Filter the data below, keeping only lines that contain "kind".

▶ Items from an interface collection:
---------------
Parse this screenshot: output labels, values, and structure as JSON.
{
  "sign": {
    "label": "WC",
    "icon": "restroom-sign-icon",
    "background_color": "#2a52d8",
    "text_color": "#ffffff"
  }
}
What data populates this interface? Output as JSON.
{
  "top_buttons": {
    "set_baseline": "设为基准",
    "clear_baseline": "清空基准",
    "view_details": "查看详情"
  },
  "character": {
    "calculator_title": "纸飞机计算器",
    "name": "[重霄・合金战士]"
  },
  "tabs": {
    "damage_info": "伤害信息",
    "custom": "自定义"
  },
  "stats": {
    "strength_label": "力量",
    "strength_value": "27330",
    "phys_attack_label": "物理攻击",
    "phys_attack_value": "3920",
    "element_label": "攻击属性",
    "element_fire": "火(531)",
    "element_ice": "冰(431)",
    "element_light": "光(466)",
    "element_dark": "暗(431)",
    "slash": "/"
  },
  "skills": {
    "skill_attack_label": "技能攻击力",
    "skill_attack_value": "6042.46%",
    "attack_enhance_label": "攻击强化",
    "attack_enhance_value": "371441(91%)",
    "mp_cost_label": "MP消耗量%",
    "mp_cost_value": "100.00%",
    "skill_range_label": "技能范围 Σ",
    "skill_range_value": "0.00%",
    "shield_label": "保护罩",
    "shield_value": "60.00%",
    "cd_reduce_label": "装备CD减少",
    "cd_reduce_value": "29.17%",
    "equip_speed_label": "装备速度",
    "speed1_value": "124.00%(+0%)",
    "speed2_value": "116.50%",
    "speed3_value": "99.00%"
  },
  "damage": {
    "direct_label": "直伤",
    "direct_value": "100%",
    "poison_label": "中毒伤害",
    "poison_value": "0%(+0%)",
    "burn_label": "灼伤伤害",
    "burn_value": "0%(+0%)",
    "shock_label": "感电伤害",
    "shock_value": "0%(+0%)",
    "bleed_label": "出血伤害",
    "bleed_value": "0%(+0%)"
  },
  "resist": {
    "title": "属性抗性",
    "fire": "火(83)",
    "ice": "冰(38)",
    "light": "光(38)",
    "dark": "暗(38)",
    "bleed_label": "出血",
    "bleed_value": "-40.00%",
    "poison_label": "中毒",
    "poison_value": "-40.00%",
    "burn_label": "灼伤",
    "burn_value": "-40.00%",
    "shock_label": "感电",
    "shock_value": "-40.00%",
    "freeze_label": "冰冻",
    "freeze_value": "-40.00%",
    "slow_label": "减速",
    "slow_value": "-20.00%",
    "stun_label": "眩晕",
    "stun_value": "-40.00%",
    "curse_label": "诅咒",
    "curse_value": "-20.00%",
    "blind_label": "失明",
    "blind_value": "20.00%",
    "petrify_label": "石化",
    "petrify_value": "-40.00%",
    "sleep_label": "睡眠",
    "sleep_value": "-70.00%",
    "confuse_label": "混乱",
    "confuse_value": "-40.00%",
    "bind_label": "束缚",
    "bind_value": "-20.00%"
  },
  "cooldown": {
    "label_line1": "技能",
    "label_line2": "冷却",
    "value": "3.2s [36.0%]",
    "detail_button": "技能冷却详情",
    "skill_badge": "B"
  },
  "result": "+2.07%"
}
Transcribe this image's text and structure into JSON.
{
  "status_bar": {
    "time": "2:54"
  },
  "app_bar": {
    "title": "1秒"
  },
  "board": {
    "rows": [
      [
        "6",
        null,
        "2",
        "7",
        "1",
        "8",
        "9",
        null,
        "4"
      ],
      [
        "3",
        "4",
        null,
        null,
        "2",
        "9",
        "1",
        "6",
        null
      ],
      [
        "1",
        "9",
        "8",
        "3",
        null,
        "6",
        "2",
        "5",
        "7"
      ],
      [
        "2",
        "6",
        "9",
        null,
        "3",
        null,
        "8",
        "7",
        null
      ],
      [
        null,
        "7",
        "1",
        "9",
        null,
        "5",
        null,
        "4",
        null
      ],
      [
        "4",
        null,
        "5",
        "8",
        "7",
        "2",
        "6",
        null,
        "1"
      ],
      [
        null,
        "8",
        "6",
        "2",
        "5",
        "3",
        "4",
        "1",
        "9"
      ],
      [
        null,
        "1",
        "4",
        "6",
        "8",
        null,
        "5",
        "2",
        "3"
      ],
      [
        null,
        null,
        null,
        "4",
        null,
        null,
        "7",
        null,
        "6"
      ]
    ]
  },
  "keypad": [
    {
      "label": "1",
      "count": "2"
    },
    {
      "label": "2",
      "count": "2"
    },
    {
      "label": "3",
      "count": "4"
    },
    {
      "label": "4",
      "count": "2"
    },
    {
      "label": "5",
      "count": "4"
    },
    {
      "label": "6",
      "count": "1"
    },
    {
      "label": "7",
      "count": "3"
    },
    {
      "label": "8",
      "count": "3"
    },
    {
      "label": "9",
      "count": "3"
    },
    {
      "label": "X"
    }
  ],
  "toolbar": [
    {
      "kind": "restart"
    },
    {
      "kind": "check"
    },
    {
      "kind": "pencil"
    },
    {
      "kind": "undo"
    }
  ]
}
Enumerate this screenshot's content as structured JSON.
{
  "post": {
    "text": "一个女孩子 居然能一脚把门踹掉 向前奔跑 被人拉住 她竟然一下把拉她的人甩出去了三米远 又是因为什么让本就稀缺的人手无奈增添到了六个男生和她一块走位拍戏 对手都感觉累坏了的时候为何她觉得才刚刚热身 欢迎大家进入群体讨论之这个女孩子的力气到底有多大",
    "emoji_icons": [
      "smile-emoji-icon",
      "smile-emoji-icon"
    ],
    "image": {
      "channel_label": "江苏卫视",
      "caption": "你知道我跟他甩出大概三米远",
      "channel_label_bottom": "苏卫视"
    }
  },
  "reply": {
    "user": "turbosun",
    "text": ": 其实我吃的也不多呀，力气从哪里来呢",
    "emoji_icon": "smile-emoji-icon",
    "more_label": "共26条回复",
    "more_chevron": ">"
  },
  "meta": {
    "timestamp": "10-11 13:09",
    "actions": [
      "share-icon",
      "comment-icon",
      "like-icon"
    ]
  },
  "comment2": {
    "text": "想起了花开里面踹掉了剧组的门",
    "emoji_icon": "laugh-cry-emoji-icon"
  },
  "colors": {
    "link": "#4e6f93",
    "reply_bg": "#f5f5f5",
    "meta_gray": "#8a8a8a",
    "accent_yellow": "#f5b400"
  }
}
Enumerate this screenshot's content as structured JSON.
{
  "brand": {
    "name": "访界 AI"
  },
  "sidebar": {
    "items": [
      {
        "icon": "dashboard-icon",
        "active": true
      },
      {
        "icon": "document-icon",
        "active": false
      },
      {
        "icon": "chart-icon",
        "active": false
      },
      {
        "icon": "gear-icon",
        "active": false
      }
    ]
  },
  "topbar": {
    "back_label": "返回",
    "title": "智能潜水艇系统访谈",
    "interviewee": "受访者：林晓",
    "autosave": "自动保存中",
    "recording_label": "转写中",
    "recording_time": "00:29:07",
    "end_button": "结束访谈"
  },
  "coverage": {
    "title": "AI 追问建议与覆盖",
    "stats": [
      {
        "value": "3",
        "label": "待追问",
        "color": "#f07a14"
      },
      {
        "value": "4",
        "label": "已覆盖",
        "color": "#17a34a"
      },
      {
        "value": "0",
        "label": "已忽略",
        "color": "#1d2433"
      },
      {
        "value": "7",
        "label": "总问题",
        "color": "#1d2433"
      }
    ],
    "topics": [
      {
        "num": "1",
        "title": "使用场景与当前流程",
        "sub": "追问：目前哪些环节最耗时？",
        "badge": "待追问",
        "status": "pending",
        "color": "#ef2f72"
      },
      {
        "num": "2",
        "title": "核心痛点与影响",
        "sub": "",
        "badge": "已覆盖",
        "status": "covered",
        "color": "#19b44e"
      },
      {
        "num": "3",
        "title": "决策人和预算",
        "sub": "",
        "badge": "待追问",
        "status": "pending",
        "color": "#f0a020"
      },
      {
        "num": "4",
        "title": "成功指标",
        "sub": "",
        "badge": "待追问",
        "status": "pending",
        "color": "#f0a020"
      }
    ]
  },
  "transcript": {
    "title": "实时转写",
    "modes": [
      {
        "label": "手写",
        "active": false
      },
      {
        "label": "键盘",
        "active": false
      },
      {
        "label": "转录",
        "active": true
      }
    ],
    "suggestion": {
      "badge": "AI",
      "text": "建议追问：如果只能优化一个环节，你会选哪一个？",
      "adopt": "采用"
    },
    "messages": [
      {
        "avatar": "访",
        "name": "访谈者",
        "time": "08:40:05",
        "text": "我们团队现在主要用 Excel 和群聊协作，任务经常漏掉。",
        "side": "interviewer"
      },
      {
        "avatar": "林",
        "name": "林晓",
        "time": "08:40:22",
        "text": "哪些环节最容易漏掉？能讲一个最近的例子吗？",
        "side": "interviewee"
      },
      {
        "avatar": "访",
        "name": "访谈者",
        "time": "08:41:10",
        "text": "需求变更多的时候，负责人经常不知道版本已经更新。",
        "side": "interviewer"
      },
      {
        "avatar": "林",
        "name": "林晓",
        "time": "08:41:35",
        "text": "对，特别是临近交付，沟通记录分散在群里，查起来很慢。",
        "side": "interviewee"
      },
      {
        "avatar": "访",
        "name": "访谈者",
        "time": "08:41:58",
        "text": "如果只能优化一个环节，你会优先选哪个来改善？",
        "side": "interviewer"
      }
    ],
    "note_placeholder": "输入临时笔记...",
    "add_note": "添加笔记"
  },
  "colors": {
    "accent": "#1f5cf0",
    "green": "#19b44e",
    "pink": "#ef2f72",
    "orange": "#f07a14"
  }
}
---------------
▶ RESULT OF THIS TASK:
      "kind": "restart"
      "kind": "check"
      "kind": "pencil"
      "kind": "undo"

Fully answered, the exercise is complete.